[WORK ORDER]
Go over the data and copy out each line with "predeterminado" in it.

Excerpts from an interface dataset
⁂
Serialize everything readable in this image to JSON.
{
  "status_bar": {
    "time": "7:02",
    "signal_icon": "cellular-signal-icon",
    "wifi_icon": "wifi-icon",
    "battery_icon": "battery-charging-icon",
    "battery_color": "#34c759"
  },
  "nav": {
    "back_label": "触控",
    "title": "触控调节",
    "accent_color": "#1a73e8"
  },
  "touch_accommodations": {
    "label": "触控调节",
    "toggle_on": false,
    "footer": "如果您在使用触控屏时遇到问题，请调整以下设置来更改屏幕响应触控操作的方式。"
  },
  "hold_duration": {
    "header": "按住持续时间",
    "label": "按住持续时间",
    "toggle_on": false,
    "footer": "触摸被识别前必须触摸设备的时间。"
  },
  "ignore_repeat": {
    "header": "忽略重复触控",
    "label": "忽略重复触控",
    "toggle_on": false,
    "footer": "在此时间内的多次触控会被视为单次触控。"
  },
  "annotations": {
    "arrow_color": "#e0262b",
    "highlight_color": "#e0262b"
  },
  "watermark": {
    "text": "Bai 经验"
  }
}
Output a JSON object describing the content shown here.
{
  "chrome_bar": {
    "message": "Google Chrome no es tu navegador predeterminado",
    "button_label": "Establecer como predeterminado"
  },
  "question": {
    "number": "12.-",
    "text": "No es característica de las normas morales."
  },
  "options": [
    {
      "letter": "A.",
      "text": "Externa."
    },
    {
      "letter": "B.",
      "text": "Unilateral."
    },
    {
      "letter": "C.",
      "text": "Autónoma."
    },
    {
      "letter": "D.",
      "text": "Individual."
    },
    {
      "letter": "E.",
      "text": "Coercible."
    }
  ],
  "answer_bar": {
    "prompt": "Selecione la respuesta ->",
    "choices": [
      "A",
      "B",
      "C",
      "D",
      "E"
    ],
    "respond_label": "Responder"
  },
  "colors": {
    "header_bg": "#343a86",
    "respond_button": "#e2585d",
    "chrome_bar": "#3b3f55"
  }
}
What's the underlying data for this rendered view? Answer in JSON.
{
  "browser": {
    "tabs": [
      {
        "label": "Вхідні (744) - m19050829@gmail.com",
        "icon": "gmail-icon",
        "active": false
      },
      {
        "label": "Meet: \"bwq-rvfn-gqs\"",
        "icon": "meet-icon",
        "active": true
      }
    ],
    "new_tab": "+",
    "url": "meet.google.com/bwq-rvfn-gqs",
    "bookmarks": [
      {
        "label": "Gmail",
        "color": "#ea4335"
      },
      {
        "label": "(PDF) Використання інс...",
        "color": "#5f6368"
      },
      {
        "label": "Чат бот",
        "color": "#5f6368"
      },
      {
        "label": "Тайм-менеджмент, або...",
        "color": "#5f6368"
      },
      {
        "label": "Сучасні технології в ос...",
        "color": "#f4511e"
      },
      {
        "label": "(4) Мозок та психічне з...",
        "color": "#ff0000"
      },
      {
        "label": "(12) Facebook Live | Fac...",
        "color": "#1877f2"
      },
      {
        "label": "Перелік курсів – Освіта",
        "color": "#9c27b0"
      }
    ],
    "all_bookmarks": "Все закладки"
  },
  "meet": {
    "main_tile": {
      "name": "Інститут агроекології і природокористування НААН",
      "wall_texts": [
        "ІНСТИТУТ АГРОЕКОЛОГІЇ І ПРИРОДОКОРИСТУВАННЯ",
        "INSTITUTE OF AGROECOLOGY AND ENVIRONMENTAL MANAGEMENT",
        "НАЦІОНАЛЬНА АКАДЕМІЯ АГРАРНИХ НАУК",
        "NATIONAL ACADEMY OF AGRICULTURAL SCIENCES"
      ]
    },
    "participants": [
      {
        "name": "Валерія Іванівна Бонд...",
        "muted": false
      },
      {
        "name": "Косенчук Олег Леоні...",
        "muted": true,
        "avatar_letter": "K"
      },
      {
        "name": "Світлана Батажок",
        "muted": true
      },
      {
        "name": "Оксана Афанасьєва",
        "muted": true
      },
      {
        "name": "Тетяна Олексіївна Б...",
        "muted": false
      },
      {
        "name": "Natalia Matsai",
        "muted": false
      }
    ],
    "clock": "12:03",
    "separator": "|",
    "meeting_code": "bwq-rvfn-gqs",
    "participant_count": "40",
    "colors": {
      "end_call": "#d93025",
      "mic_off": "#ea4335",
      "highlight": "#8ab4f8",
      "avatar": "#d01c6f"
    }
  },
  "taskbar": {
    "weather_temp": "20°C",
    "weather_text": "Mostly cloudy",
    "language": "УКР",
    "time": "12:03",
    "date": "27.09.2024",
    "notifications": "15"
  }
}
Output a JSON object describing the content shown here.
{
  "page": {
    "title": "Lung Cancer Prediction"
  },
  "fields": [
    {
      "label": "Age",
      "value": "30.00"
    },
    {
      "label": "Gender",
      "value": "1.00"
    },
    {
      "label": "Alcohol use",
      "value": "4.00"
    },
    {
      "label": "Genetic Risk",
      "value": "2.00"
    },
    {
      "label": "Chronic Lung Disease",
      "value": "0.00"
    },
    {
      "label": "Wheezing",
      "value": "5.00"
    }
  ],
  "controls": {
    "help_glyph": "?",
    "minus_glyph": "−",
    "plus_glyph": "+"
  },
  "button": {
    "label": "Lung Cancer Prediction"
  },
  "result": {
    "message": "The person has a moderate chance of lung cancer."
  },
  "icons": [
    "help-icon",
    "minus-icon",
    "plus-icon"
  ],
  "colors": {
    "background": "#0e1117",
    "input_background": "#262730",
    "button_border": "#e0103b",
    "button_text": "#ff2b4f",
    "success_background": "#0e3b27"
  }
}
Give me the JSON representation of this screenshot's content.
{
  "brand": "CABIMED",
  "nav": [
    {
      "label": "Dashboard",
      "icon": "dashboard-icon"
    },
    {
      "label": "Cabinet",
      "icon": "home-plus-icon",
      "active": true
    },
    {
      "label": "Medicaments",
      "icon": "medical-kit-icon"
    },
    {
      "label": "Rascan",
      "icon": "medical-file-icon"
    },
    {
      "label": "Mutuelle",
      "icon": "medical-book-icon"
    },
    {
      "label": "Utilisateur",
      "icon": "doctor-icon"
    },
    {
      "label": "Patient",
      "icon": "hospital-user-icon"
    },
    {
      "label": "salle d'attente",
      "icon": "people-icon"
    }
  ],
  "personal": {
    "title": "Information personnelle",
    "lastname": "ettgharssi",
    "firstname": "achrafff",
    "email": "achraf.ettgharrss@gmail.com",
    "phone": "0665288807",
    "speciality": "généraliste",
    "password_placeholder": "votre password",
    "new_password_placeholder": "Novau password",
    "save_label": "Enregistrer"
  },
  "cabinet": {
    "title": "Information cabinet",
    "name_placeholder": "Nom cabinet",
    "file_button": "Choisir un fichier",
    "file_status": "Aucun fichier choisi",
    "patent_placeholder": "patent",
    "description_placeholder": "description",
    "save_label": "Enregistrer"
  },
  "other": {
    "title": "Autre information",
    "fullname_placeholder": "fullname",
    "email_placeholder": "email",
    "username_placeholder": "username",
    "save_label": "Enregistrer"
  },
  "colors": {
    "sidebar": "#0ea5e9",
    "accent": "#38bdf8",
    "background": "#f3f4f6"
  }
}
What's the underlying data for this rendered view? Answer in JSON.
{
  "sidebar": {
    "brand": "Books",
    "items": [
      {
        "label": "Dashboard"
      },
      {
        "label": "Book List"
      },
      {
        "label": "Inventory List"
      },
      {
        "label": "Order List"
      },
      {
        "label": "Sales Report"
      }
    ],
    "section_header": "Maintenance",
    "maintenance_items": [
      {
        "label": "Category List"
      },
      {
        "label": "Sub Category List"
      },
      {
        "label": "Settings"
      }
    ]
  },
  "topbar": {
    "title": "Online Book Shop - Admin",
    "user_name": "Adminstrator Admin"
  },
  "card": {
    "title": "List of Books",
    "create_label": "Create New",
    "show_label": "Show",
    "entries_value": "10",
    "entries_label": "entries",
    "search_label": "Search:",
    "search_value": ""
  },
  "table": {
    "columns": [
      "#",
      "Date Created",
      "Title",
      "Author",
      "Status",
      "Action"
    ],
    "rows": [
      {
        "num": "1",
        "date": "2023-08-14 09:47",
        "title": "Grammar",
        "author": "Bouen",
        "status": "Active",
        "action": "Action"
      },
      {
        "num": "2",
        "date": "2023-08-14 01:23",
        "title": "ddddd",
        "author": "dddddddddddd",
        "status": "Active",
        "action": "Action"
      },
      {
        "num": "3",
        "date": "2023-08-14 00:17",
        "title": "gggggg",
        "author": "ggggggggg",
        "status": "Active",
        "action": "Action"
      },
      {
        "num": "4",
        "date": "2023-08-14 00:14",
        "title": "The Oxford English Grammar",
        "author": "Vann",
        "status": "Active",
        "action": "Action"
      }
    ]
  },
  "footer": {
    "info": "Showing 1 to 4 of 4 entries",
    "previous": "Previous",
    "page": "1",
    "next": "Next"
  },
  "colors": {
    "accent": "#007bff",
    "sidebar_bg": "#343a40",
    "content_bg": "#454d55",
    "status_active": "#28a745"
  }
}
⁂
[ANSWER TO THIS TASK]
    "message": "Google Chrome no es tu navegador predeterminado",
    "button_label": "Establecer como predeterminado"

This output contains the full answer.